Assigned task -
Line by line, copy the entries exactly, excluding the pictures.

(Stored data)
##############################

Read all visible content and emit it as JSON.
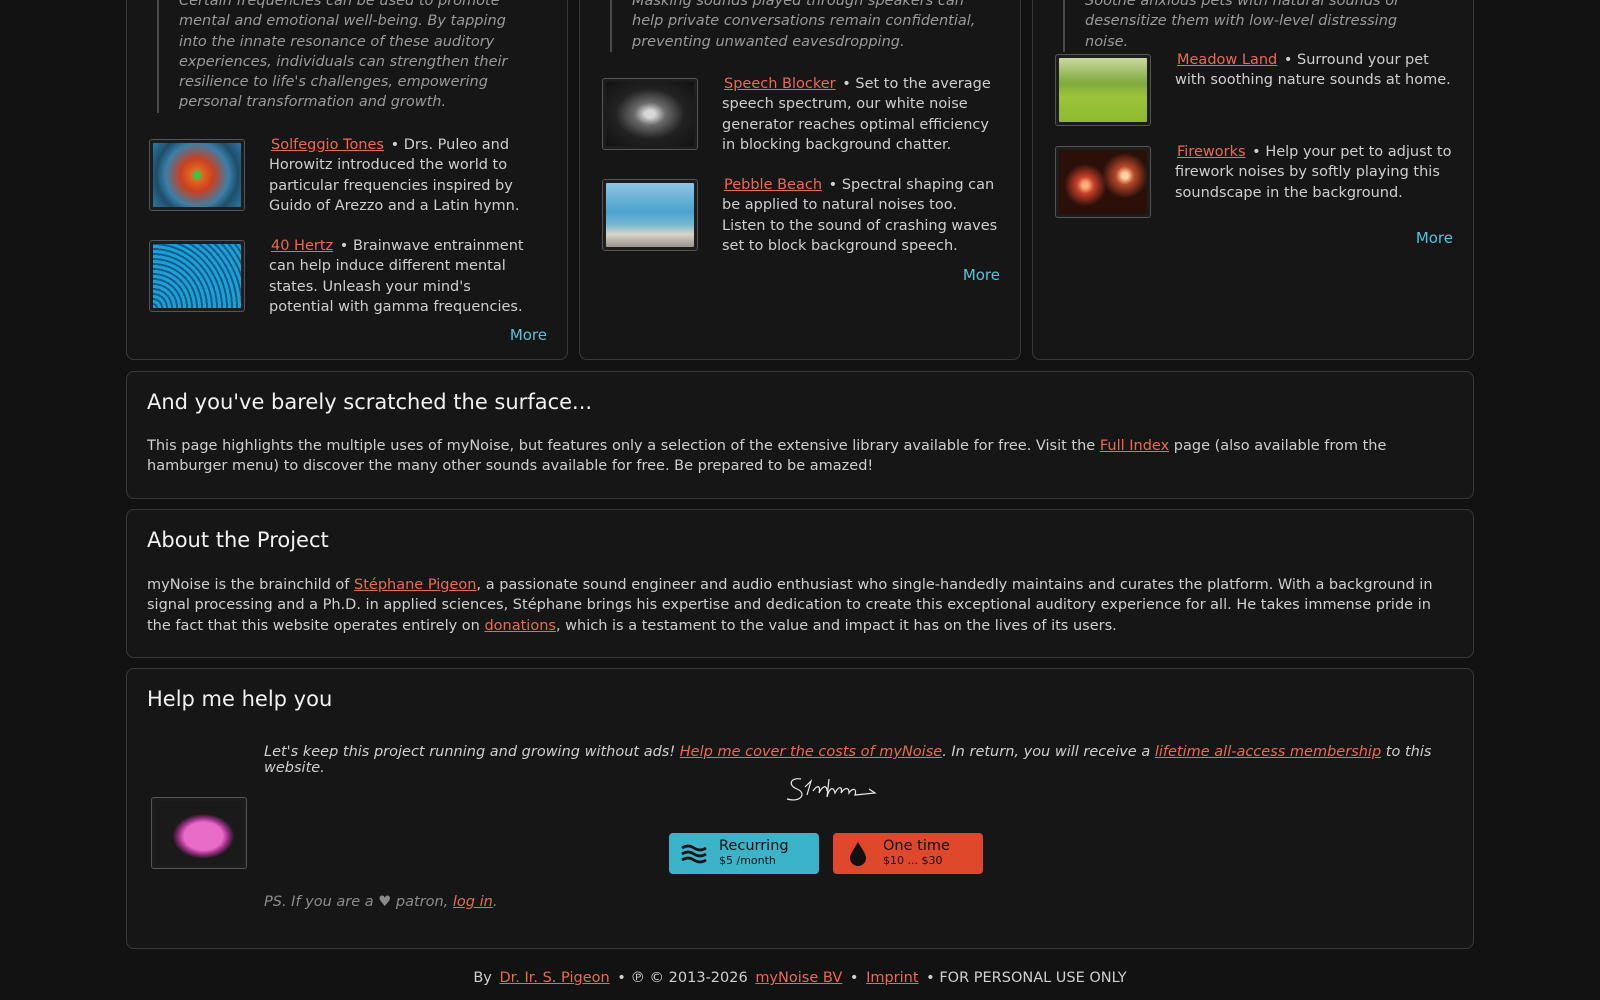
{
  "col1": {
    "quote": "Certain frequencies can be used to promote mental and emotional well-being. By tapping into the innate resonance of these auditory experiences, individuals can strengthen their resilience to life's challenges, empowering personal transformation and growth.",
    "items": [
      {
        "title": "Solfeggio Tones",
        "desc": "Drs. Puleo and Horowitz introduced the world to particular frequencies inspired by Guido of Arezzo and a Latin hymn."
      },
      {
        "title": "40 Hertz",
        "desc": "Brainwave entrainment can help induce different mental states. Unleash your mind's potential with gamma frequencies."
      }
    ],
    "more": "More"
  },
  "col2": {
    "quote": "Masking sounds played through speakers can help private conversations remain confidential, preventing unwanted eavesdropping.",
    "items": [
      {
        "title": "Speech Blocker",
        "desc": "Set to the average speech spectrum, our white noise generator reaches optimal efficiency in blocking background chatter."
      },
      {
        "title": "Pebble Beach",
        "desc": "Spectral shaping can be applied to natural noises too. Listen to the sound of crashing waves set to block background speech."
      }
    ],
    "more": "More"
  },
  "col3": {
    "quote": "Soothe anxious pets with natural sounds or desensitize them with low-level distressing noise.",
    "items": [
      {
        "title": "Meadow Land",
        "desc": "Surround your pet with soothing nature sounds at home."
      },
      {
        "title": "Fireworks",
        "desc": "Help your pet to adjust to firework noises by softly playing this soundscape in the background."
      }
    ],
    "more": "More"
  },
  "surface": {
    "title": "And you've barely scratched the surface...",
    "body_pre": "This page highlights the multiple uses of myNoise, but features only a selection of the extensive library available for free. Visit the",
    "link": "Full Index",
    "body_post": "page (also available from the hamburger menu) to discover the many other sounds available for free. Be prepared to be amazed!"
  },
  "about": {
    "title": "About the Project",
    "pre": "myNoise is the brainchild of",
    "link1": "Stéphane Pigeon",
    "mid": ", a passionate sound engineer and audio enthusiast who single-handedly maintains and curates the platform. With a background in signal processing and a Ph.D. in applied sciences, Stéphane brings his expertise and dedication to create this exceptional auditory experience for all. He takes immense pride in the fact that this website operates entirely on",
    "link2": "donations",
    "post": ", which is a testament to the value and impact it has on the lives of its users."
  },
  "help": {
    "title": "Help me help you",
    "line_pre": "Let's keep this project running and growing without ads!",
    "link1": "Help me cover the costs of myNoise",
    "line_mid": ". In return, you will receive a",
    "link2": "lifetime all-access membership",
    "line_post": "to this website.",
    "signature": "Stéphane",
    "recurring": {
      "label": "Recurring",
      "sub": "$5 /month",
      "color": "#3bb3c9"
    },
    "onetime": {
      "label": "One time",
      "sub": "$10 ... $30",
      "color": "#e0482c"
    },
    "ps_pre": "PS. If you are a ♥ patron,",
    "ps_link": "log in",
    "ps_post": "."
  },
  "footer": {
    "by": "By",
    "author": "Dr. Ir. S. Pigeon",
    "copy": "• ℗ © 2013-2026",
    "company": "myNoise BV",
    "sep": "•",
    "imprint": "Imprint",
    "license": "• FOR PERSONAL USE ONLY"
  }
}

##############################

Written solution -
Read all visible content and emit it as JSON.
{
  "col1": {
    "quote": "Certain frequencies can be used to promote mental and emotional well-being. By tapping into the innate resonance of these auditory experiences, individuals can strengthen their resilience to life's challenges, empowering personal transformation and growth.",
    "items": [
      {
        "title": "Solfeggio Tones",
        "desc": "Drs. Puleo and Horowitz introduced the world to particular frequencies inspired by Guido of Arezzo and a Latin hymn."
      },
      {
        "title": "40 Hertz",
        "desc": "Brainwave entrainment can help induce different mental states. Unleash your mind's potential with gamma frequencies."
      }
    ],
    "more": "More"
  },
  "col2": {
    "quote": "Masking sounds played through speakers can help private conversations remain confidential, preventing unwanted eavesdropping.",
    "items": [
      {
        "title": "Speech Blocker",
        "desc": "Set to the average speech spectrum, our white noise generator reaches optimal efficiency in blocking background chatter."
      },
      {
        "title": "Pebble Beach",
        "desc": "Spectral shaping can be applied to natural noises too. Listen to the sound of crashing waves set to block background speech."
      }
    ],
    "more": "More"
  },
  "col3": {
    "quote": "Soothe anxious pets with natural sounds or desensitize them with low-level distressing noise.",
    "items": [
      {
        "title": "Meadow Land",
        "desc": "Surround your pet with soothing nature sounds at home."
      },
      {
        "title": "Fireworks",
        "desc": "Help your pet to adjust to firework noises by softly playing this soundscape in the background."
      }
    ],
    "more": "More"
  },
  "surface": {
    "title": "And you've barely scratched the surface...",
    "body_pre": "This page highlights the multiple uses of myNoise, but features only a selection of the extensive library available for free. Visit the",
    "link": "Full Index",
    "body_post": "page (also available from the hamburger menu) to discover the many other sounds available for free. Be prepared to be amazed!"
  },
  "about": {
    "title": "About the Project",
    "pre": "myNoise is the brainchild of",
    "link1": "Stéphane Pigeon",
    "mid": ", a passionate sound engineer and audio enthusiast who single-handedly maintains and curates the platform. With a background in signal processing and a Ph.D. in applied sciences, Stéphane brings his expertise and dedication to create this exceptional auditory experience for all. He takes immense pride in the fact that this website operates entirely on",
    "link2": "donations",
    "post": ", which is a testament to the value and impact it has on the lives of its users."
  },
  "help": {
    "title": "Help me help you",
    "line_pre": "Let's keep this project running and growing without ads!",
    "link1": "Help me cover the costs of myNoise",
    "line_mid": ". In return, you will receive a",
    "link2": "lifetime all-access membership",
    "line_post": "to this website.",
    "signature": "Stéphane",
    "recurring": {
      "label": "Recurring",
      "sub": "$5 /month",
      "color": "#3bb3c9"
    },
    "onetime": {
      "label": "One time",
      "sub": "$10 ... $30",
      "color": "#e0482c"
    },
    "ps_pre": "PS. If you are a ♥ patron,",
    "ps_link": "log in",
    "ps_post": "."
  },
  "footer": {
    "by": "By",
    "author": "Dr. Ir. S. Pigeon",
    "copy": "• ℗ © 2013-2026",
    "company": "myNoise BV",
    "sep": "•",
    "imprint": "Imprint",
    "license": "• FOR PERSONAL USE ONLY"
  }
}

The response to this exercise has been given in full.